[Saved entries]
------------------------------------
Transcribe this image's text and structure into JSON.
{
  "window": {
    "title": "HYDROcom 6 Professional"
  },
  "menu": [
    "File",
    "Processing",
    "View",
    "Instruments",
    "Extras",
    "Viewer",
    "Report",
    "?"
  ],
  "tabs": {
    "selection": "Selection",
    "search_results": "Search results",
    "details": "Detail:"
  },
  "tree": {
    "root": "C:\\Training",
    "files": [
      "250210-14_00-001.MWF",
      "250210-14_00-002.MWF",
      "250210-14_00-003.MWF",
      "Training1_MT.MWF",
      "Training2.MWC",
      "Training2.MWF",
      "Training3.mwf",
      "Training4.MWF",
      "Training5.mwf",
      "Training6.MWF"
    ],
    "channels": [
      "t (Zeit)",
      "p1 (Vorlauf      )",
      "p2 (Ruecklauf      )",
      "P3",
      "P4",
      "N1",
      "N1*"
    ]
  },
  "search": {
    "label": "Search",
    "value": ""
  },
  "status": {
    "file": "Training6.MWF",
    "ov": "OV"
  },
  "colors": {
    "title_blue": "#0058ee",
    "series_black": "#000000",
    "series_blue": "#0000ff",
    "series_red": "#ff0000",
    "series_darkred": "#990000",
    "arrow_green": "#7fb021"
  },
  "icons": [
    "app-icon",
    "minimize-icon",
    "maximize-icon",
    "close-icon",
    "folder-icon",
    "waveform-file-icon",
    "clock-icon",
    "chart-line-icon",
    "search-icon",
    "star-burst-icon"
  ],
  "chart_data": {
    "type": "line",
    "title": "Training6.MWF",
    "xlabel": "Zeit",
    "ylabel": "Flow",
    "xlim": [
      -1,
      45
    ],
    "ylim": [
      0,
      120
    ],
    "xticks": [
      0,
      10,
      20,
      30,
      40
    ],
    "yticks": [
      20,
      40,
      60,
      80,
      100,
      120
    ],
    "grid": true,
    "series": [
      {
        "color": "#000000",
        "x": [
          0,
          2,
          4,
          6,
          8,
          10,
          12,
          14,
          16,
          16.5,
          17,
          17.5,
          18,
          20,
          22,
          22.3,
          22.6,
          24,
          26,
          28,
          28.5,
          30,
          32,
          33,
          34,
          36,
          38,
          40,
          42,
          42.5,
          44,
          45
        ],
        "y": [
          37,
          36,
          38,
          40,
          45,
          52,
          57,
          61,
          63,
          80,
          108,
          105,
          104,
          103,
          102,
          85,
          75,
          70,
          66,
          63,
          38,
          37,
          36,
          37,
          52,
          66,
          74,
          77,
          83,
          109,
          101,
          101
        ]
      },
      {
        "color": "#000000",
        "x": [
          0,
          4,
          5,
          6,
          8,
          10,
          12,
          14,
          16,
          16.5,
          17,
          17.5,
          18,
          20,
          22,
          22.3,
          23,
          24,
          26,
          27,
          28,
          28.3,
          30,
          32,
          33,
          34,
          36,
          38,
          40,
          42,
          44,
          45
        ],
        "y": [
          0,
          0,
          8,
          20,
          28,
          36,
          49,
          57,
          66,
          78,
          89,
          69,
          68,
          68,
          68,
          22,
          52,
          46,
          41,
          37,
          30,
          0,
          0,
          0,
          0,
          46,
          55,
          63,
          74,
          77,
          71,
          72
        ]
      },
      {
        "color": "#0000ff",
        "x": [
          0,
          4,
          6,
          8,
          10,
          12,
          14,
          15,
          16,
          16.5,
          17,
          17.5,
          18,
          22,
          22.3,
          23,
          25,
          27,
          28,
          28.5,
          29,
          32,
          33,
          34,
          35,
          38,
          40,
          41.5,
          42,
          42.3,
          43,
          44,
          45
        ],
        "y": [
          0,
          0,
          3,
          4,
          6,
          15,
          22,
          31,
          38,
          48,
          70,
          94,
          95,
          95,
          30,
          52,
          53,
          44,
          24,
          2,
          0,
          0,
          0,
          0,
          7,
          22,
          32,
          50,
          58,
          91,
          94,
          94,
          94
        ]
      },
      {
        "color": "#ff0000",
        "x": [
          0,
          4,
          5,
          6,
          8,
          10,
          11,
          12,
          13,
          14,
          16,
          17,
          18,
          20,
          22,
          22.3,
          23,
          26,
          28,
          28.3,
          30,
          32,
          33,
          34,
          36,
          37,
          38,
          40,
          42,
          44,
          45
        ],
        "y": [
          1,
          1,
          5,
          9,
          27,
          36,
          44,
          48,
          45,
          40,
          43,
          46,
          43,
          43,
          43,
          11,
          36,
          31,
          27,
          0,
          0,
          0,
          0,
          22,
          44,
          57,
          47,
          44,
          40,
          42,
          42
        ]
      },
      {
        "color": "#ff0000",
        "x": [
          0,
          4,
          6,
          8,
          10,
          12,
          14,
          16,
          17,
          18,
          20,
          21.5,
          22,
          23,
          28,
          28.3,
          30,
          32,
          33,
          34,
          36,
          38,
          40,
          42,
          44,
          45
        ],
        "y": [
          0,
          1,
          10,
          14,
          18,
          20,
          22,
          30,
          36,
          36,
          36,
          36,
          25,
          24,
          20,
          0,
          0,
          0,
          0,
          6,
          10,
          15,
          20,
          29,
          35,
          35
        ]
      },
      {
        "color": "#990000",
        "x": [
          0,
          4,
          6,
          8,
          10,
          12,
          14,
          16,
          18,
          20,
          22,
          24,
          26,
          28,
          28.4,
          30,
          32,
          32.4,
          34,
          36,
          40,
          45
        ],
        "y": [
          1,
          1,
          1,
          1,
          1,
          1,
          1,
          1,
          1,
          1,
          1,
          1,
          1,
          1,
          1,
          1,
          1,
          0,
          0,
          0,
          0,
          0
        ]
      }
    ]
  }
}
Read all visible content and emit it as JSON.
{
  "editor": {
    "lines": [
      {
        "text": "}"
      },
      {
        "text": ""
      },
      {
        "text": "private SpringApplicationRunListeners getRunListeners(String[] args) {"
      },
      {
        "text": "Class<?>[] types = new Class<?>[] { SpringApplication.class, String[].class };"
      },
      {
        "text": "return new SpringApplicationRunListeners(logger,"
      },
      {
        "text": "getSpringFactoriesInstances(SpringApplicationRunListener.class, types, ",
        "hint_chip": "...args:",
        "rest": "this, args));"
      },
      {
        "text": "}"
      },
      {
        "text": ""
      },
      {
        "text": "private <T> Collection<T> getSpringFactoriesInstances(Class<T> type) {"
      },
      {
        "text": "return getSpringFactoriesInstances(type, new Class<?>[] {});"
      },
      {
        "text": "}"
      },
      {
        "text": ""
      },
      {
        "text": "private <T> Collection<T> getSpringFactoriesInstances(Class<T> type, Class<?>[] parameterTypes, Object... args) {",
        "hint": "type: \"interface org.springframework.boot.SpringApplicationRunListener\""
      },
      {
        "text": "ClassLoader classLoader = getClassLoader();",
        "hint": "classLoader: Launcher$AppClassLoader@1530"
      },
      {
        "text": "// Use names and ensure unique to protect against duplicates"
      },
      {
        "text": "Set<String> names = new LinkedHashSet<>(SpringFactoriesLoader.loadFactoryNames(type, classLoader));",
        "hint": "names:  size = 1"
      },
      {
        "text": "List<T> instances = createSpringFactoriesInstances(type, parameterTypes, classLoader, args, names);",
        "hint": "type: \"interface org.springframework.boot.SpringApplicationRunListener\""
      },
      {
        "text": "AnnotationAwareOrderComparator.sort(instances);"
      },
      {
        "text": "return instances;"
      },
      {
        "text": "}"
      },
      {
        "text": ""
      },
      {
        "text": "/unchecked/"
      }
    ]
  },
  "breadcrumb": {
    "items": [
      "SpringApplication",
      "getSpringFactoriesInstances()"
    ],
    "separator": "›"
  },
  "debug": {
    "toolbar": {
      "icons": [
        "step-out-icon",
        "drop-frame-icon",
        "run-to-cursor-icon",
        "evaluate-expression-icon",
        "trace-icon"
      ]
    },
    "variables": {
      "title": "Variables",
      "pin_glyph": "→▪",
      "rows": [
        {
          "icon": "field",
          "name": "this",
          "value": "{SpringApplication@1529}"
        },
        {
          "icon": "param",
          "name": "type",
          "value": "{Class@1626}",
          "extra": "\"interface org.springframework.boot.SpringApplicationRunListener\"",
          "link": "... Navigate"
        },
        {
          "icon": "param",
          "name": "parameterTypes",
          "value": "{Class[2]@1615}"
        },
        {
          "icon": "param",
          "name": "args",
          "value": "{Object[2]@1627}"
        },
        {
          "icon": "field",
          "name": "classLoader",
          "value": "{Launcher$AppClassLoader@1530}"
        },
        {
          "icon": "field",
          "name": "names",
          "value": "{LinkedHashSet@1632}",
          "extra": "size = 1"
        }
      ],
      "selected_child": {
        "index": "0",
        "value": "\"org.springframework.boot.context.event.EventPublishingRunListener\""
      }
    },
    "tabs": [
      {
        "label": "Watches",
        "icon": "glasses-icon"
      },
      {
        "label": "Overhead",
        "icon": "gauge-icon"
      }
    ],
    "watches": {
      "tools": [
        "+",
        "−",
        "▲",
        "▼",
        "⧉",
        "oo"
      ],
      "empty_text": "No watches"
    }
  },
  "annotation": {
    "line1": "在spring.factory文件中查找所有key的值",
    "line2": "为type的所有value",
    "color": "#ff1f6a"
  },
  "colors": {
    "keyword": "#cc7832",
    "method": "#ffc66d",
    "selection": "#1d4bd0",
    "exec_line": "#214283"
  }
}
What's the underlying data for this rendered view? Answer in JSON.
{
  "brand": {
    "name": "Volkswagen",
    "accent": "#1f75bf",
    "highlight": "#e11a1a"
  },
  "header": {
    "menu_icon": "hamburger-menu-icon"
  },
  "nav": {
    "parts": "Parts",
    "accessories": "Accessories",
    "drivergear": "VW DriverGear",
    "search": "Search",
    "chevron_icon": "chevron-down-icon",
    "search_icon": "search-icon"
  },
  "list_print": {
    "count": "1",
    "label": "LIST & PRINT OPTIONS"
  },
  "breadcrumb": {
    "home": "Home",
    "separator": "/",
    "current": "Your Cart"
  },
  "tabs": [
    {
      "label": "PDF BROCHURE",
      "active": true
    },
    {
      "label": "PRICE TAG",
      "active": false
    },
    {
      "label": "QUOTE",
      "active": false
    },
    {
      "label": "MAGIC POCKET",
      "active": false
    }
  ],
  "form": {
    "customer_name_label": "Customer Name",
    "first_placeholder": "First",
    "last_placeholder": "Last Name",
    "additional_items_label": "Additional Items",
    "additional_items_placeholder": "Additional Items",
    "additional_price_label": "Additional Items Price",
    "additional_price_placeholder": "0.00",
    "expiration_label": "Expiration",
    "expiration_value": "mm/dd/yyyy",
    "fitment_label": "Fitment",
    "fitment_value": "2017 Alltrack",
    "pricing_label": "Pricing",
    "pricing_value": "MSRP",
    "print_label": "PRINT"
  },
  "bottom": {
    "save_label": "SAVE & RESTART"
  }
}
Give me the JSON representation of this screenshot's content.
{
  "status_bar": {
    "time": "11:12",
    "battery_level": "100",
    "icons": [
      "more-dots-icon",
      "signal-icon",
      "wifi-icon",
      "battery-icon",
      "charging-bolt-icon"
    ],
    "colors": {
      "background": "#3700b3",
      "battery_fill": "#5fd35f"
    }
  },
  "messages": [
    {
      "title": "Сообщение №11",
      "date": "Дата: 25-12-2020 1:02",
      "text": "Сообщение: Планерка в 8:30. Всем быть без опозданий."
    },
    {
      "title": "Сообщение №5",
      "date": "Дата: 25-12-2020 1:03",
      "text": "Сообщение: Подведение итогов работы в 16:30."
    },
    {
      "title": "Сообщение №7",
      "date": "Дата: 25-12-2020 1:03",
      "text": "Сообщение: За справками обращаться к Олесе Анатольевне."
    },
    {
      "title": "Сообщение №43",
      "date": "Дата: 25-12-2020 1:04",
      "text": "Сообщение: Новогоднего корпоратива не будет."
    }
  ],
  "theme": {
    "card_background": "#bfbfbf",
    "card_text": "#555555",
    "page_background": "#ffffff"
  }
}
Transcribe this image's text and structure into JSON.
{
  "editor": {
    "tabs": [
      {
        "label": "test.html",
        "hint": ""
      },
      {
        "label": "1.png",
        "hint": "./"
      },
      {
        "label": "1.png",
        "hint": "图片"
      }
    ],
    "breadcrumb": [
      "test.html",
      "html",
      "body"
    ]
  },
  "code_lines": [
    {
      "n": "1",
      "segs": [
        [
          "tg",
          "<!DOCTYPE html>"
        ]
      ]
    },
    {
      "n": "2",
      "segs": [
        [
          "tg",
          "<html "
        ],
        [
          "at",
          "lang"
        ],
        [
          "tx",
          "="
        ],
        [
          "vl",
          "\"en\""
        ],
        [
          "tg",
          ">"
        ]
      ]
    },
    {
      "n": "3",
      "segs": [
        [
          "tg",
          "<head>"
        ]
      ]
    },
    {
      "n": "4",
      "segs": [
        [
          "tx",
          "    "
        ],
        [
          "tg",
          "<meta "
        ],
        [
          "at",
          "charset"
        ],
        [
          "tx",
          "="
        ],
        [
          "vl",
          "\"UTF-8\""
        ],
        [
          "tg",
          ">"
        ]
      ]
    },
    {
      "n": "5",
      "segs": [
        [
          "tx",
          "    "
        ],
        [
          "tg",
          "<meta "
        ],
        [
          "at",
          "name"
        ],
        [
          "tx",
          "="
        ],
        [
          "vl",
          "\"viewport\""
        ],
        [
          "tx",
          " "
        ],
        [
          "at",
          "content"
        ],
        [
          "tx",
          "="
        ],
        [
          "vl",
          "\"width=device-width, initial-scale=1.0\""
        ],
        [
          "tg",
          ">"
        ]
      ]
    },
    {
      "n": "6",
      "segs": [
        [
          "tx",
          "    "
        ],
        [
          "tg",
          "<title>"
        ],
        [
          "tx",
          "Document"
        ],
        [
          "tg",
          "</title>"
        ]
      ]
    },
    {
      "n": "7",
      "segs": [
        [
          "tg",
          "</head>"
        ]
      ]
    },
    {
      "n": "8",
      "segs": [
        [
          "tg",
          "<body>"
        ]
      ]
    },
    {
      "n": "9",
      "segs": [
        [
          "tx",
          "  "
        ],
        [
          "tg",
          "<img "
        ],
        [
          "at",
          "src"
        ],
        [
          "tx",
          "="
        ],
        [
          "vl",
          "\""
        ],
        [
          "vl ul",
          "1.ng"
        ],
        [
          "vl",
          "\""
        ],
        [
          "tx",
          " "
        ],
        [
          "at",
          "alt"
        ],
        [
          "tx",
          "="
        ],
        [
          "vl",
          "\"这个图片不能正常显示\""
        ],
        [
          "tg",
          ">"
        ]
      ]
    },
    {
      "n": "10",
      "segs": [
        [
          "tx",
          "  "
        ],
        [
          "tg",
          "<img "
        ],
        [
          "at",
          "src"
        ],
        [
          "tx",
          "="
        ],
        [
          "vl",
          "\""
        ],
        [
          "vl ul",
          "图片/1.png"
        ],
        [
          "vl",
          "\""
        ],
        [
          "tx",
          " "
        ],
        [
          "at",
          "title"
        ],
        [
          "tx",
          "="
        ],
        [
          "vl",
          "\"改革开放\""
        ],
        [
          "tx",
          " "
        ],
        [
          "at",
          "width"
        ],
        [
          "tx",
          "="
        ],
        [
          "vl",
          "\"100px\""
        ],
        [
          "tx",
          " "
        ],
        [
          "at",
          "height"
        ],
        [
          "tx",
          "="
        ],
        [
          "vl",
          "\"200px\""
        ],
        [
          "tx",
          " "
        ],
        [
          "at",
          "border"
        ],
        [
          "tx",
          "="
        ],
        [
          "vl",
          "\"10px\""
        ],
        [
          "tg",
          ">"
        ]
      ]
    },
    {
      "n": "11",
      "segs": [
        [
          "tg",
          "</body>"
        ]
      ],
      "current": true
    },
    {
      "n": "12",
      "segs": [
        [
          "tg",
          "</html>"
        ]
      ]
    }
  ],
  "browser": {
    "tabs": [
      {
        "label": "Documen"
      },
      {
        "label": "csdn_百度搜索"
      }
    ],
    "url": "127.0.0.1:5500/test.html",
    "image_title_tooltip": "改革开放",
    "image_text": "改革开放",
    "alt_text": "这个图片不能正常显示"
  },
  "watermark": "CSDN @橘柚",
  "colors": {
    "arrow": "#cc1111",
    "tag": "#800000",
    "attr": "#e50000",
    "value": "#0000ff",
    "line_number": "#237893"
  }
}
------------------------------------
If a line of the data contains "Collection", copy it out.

        "text": "private <T> Collection<T> getSpringFactoriesInstances(Class<T> type) {"
        "text": "private <T> Collection<T> getSpringFactoriesInstances(Class<T> type, Class<?>[] parameterTypes, Object... args) {",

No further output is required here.